Items from a data source
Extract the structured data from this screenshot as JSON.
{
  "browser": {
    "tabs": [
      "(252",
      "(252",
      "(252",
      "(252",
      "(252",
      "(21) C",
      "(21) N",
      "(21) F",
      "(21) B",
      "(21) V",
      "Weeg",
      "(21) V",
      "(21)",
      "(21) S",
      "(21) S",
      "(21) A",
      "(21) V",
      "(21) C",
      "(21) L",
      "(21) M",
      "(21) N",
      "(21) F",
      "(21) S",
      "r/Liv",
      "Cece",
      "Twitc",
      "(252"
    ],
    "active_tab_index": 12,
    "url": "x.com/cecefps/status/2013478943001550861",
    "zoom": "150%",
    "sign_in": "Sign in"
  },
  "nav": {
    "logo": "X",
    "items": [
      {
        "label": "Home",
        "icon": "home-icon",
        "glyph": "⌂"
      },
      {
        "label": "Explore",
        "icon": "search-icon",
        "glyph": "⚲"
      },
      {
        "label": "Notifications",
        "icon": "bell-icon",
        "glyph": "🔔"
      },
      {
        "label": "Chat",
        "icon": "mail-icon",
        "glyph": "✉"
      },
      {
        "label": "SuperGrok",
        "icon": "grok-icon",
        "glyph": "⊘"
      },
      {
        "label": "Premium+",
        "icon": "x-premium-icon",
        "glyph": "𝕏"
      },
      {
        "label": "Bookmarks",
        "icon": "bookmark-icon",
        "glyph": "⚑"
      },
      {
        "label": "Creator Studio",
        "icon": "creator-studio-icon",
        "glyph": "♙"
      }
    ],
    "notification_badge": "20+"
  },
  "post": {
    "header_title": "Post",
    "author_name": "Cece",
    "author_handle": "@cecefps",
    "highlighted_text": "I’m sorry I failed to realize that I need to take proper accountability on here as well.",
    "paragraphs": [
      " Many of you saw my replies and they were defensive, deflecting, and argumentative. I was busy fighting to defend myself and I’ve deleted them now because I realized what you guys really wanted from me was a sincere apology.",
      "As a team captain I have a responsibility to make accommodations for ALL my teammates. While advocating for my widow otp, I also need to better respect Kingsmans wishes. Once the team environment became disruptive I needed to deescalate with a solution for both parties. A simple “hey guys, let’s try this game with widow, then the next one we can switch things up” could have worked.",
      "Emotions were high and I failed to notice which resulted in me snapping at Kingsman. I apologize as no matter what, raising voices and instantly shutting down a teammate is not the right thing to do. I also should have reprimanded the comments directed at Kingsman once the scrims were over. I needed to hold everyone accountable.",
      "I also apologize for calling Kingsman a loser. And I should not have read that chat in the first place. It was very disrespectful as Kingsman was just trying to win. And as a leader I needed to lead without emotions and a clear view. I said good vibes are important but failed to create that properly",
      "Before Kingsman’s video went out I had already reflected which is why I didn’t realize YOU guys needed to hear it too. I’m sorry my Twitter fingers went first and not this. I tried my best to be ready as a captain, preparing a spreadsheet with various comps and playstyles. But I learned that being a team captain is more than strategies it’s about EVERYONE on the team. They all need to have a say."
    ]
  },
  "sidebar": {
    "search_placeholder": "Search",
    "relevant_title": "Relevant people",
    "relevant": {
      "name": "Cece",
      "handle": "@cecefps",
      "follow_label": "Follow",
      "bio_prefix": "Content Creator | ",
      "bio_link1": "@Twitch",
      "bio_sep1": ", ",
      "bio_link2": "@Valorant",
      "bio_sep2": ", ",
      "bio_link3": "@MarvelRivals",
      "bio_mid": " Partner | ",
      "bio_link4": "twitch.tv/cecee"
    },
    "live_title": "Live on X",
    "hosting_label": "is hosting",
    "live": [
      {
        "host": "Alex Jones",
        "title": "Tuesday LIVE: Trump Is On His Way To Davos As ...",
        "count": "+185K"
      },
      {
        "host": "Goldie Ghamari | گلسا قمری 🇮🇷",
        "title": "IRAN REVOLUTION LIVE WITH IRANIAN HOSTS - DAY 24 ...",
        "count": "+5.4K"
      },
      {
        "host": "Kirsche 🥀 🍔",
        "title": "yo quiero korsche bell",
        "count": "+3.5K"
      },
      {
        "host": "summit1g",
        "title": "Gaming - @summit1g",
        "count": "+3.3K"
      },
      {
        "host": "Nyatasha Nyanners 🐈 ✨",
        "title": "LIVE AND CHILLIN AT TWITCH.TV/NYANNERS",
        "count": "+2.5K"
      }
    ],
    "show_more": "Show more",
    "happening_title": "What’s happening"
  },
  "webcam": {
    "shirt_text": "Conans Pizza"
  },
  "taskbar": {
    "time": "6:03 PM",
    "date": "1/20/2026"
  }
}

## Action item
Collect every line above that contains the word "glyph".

## Completed task
        "glyph": "⌂"
        "glyph": "⚲"
        "glyph": "🔔"
        "glyph": "✉"
        "glyph": "⊘"
        "glyph": "𝕏"
        "glyph": "⚑"
        "glyph": "♙"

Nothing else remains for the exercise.